Pain intensity, alcohol use motives, and alcohol use among firefighters: The moderating role of pain-related anxiety. Academic Article uri icon


  • Firefighters are an understudied population that reports high rates of alcohol use and hazardous drinking. Pain, which is also commonly experienced by firefighters, may be associated with alcohol use and alcohol use motives, as research among the general population suggests that pain is associated with coping-oriented drinking. Pain-related anxiety, reflecting a tendency to respond to pain with anxiety or fear, may link pain to coping-oriented drinking among firefighters. Therefore, the current study examined the moderating role of pain-related anxiety on the association between pain intensity and alcohol use motives as well as alcohol use severity. The sample was comprised of 189 (Mage=40.33, SD=9.97, 89.9% male) firefighters. Results from the current study supported a significant moderation effect of pain-related anxiety on the association between pain intensity and alcohol use coping motives, whereby the association between pain intensity and coping motives was stronger for those with high compared to low pain-related anxiety. No significant moderation effects were documented for social, enhancement, or conformity motives; and no significant moderation effect was found for alcohol use severity. These results highlighted the potential importance of pain intensity and pain-related anxiety in coping-oriented alcohol use among firefighters.

published proceedings

  • Addict Behav

author list (cited authors)

  • Rogers, A. H., Zegel, M., Tran, J. K., Zvolensky, M. J., & Vujanovic, A. A.

citation count

  • 11

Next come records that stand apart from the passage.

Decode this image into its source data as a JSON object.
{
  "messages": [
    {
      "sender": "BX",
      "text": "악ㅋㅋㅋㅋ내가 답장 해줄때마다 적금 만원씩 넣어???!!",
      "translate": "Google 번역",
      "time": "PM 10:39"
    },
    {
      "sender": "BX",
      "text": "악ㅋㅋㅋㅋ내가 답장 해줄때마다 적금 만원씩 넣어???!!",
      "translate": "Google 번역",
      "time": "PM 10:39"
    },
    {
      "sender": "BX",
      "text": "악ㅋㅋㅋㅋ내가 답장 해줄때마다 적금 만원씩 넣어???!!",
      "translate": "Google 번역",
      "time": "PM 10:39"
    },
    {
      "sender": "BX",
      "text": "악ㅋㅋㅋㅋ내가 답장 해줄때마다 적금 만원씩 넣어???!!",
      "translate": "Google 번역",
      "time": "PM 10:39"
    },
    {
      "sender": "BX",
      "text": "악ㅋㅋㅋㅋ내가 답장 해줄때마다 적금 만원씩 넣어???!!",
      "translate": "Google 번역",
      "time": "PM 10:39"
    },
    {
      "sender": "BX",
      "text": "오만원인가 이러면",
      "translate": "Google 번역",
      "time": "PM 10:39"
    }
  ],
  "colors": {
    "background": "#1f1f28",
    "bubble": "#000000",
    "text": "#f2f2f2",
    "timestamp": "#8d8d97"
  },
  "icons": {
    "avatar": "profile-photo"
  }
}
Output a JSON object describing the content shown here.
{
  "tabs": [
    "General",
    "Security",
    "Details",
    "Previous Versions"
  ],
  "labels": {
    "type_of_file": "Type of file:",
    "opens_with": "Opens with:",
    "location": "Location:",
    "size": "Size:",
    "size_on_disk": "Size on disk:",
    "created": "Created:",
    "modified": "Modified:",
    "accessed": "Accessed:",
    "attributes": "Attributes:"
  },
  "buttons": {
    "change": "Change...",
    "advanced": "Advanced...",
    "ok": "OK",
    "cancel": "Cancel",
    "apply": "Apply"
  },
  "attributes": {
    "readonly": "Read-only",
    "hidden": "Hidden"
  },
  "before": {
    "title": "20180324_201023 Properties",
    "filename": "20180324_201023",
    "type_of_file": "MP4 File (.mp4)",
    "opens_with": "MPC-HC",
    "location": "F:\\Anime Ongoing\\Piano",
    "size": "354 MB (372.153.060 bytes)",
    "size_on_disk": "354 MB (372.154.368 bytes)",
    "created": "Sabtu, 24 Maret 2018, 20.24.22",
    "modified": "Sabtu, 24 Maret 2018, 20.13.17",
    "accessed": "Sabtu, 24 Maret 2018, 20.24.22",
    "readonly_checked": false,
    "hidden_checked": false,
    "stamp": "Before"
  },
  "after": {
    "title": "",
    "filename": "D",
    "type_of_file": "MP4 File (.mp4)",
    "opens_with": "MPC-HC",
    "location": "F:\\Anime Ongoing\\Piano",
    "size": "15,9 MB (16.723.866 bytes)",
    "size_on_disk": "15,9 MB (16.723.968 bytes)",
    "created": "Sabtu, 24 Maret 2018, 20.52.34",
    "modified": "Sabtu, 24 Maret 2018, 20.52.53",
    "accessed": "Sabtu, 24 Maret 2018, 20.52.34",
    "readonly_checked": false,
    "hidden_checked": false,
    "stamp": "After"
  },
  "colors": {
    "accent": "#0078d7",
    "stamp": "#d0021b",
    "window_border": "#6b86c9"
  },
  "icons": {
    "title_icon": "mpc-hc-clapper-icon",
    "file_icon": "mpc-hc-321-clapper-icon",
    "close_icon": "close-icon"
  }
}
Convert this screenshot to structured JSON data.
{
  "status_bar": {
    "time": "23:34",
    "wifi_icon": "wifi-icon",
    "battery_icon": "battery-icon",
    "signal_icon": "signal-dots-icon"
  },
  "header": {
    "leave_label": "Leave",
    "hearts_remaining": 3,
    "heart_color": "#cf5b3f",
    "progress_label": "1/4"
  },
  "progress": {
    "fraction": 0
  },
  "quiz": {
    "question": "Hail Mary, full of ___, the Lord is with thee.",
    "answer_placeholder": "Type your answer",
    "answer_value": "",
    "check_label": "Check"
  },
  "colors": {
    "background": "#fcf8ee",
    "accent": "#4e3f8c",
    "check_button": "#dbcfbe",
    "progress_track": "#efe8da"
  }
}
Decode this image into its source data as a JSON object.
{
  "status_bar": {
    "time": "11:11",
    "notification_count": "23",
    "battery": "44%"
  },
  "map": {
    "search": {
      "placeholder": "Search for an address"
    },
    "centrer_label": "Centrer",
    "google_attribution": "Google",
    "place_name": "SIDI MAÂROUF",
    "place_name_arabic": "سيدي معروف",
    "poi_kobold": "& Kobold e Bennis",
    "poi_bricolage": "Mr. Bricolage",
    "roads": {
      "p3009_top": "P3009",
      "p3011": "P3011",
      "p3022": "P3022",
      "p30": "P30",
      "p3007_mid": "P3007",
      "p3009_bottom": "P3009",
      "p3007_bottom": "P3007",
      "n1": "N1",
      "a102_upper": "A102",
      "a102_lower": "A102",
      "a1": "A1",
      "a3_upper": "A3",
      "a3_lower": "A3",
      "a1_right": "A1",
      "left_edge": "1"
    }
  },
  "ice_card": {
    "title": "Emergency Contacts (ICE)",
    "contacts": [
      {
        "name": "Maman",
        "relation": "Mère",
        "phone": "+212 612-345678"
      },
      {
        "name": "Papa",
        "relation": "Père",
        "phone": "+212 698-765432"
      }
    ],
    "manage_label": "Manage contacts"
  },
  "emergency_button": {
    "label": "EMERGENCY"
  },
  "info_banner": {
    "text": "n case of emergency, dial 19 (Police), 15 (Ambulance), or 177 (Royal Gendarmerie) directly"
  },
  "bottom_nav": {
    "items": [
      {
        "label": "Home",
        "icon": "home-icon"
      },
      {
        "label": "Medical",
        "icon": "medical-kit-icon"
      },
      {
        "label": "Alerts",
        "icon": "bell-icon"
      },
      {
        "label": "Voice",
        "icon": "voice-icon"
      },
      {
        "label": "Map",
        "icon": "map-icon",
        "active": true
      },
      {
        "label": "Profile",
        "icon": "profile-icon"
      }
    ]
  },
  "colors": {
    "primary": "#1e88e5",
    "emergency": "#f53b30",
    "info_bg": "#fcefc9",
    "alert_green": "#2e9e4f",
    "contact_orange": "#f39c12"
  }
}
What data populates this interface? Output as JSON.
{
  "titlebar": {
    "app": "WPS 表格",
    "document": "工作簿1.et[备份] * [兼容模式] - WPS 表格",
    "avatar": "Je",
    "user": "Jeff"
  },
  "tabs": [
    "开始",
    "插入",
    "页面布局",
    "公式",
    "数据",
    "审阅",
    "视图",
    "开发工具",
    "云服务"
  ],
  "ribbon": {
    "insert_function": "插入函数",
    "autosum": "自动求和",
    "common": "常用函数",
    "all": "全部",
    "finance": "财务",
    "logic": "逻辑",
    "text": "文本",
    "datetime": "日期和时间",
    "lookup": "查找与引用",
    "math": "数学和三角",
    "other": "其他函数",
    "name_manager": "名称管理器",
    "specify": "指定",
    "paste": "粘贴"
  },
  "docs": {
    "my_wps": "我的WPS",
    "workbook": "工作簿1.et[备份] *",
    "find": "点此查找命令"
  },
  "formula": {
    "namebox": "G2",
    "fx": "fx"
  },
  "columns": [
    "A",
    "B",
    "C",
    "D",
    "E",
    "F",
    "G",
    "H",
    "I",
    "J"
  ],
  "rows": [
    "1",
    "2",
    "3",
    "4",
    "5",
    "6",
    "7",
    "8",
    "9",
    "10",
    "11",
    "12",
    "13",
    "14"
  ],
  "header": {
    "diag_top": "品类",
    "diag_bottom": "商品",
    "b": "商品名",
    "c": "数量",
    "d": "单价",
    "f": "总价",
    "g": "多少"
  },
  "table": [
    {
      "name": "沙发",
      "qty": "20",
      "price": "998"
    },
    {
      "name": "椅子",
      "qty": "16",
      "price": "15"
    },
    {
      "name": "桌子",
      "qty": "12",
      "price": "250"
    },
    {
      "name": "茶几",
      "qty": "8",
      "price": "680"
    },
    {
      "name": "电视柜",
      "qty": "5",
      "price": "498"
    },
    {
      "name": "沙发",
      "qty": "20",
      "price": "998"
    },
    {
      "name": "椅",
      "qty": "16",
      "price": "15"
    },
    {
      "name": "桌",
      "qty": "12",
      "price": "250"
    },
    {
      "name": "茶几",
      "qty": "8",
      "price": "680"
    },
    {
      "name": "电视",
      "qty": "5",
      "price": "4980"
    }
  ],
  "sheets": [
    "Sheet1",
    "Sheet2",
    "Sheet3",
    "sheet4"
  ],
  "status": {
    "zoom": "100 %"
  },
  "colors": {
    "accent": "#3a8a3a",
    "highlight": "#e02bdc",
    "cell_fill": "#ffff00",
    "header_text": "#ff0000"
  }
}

complete list of authors

  • Rogers, Andrew H||Zegel, Maya||Tran, Jana K||Zvolensky, Michael J||Vujanovic, Anka A

publication date

  • August 2020